→ **Instructions to follow**
Return all lines in the data where the string "High" can be found.

=== Data shown ===

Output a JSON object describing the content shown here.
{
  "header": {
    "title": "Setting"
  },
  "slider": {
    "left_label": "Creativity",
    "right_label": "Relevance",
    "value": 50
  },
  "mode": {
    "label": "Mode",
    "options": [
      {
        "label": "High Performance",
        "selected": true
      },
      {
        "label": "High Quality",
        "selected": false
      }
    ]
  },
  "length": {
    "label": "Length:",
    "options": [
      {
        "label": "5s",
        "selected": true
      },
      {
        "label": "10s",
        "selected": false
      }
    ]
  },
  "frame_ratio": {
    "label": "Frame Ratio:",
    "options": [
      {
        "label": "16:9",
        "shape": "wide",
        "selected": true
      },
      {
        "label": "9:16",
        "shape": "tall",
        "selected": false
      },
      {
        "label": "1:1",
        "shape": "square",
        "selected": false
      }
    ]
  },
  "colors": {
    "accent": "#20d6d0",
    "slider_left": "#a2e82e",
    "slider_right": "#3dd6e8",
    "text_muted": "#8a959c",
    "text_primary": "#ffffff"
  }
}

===

→ **Written reply**
        "label": "High Performance",
        "label": "High Quality",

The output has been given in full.